| On June 9th an international team of astronomers, including ASTRON astronomers Raymond Oonk and Michael Wise, reported witnessing a cosmic weather event in the form cold molecular gas clouds falling in towards the central supermassive black hole in the centrally dominant galaxy of the bright Abell 2597 galaxy cluster. This galaxy cluster is located at a distance of about 1 billion light-years from us.
These new ALMA (Atacama Large Millimeter/submillimeter Array) observations show for the first time unambiguous observational evidence for a chaotic, cold 'rain' feeding a supermassive black hole with a mass about 300 million times that of our Sun. The infalling clouds were revealed by narrow absorption features from carbon monoxide (CO) against the central line of sight towards the black hole.
The observed molecular cloud velocities, in combination with detailed very long baseline radio interferometric observations of cold atomic gas, place these clouds very the near (less than 300 lightyears) the black hole and on rapidly infalling orbits. Each of these clouds has a size of a few tens of light-years across and contains about a million solar masses of cold molecular gas.

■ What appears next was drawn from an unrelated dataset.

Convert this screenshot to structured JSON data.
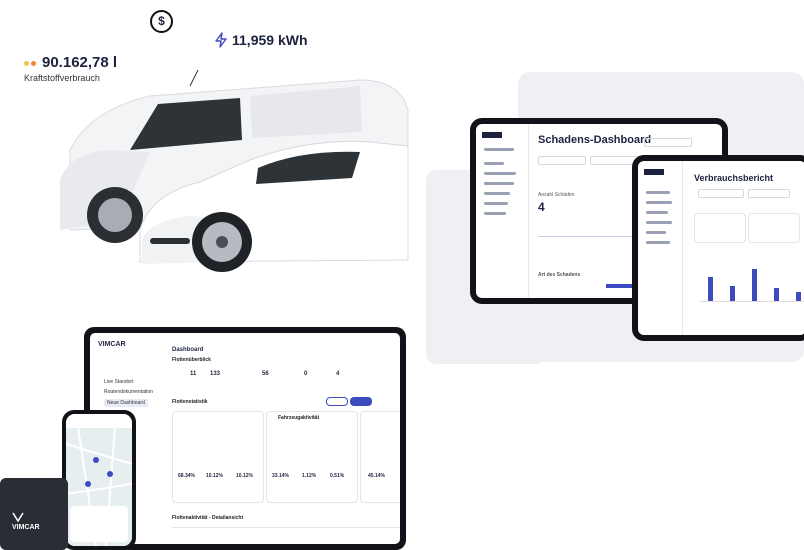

The discovered clouds are likely part of a much larger, centralized, clumpy distribution of cold clouds that provide the necessary fuel for the black hole regulating the thermal balance in the core of this galaxy cluster.
Image: The background image (blue) is from the NASA/ESA Hubble Space Telescope. The foreground (red) is ALMA data showing the distribution of carbon monoxide gas in and around the galaxy. The pull-out box shows the ALMA data of the "shadow" (black) produced by absorption of the millimetre-wavelength light emitted by electrons whizzing around powerful magnetic fields generated by the galaxy's supermassive black hole. The shadow indicates that cold clouds of molecular gas are raining in on the black hole. Credit: B. Saxton (NRAO/AUI/NSF)/G. Tremblay et al./NASA/ESA Hubble/ALMA (ESO/NAOJ/NRA)
The results have been published in Nature in a paper entitled "Cold, clumpy accretion onto an active supermassive black hole", by Grant R. Tremblay, J.B.R. Oonk et al. ( http://nature.com/articles/doi:10.1038/nature17969 ).
|Credit: B. Saxton (NRAO/AUI/NSF)/G. Tremblay et al./NASA/ESA Hubble/ALMA (ESO/NAOJ/NRA)